That day's sessions were planned to cover six-and-a-half minutes of Act 1, just over three minutes from Act 4 and nine minutes from Act 2. 'The public don't hear this,' says Abbado with grim humour, 'and it's better that they don't. The singers have to change character, to grow older or younger, between takes – terrible!' He minimizes both the troubles this causes him - of coordinating the tempos of adjacent sections recorded weeks apart, say – and the remarkable skill needed to cope with it ('the tempi are always in the head: I try to concentrate on the music and forget about mistakes!') but he dearly prefers to record complete performances, even live ones. 'I have recorded Berlioz's Te Deum live, and Mahler symphonies. When you are doing a live performance there is sometimes something magic that happens. In the studio it is...different; it is...' Unnatural? 'Maybe. Sometimes it is not musical. But that's the way now, and it's hard to say "I'm not going to record any more".' Especially hard, perhaps, when recording this opera: 'it is one of the best of Verdi's operas, very deep, very modern - wonderful. And pure Verdi: he wrote it for Paris, yes, but no, you're wrong, there's no Meyerbeer in it at all.'

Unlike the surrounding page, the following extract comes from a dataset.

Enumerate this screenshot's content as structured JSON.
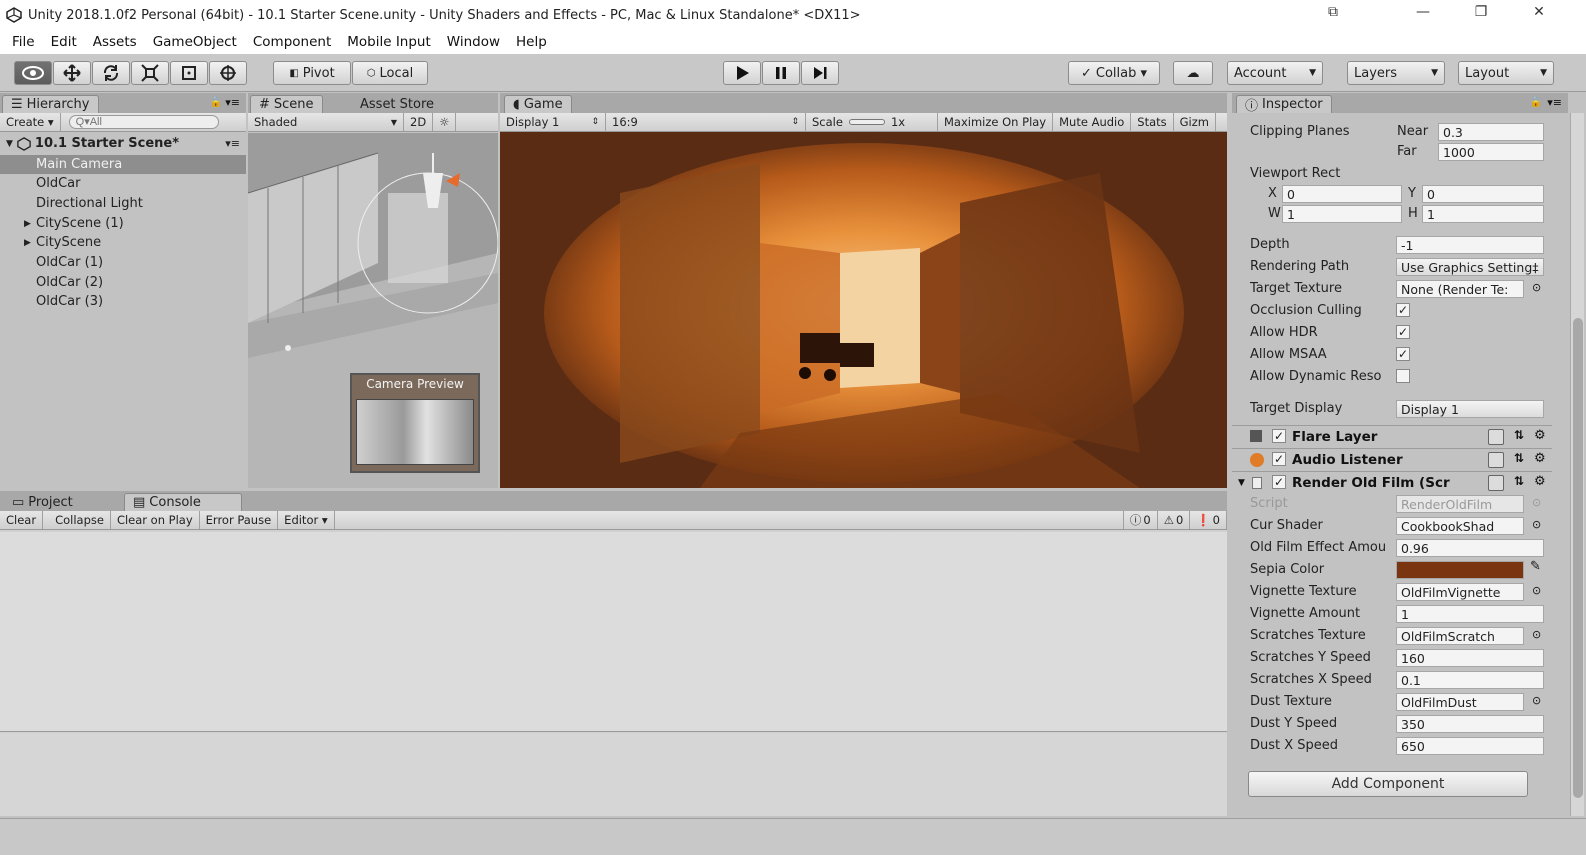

Nor does he see any problems in the much criticized ending, of which he prefers the earlier, longer, quietly mysterious version. Is it the ghost of Charles V that appears, or the Monk disguised as Charles V? 'Oh, it is Charles V, for Verdi it was Charles V' (true, the Emperor abdicated, Titurel-like, in favour of his son, and lived in seclusion in the monastery where Act S is set; he died when the historical Don Carlos and Elisabeth de Valois were both 13 years old but, as Verdi very well knew, '[the real] Don Carlos was a fool, a madman, an unpleasant fellow. Elisabeth was never in love with Carlos. Posa is an imaginary being...in this drama there is nothing of history'). And Abbado approvingly quotes Toscanini: '"One of my little mistakes was not to conduct Don Carlos often enough" - I shall not make that mistake.'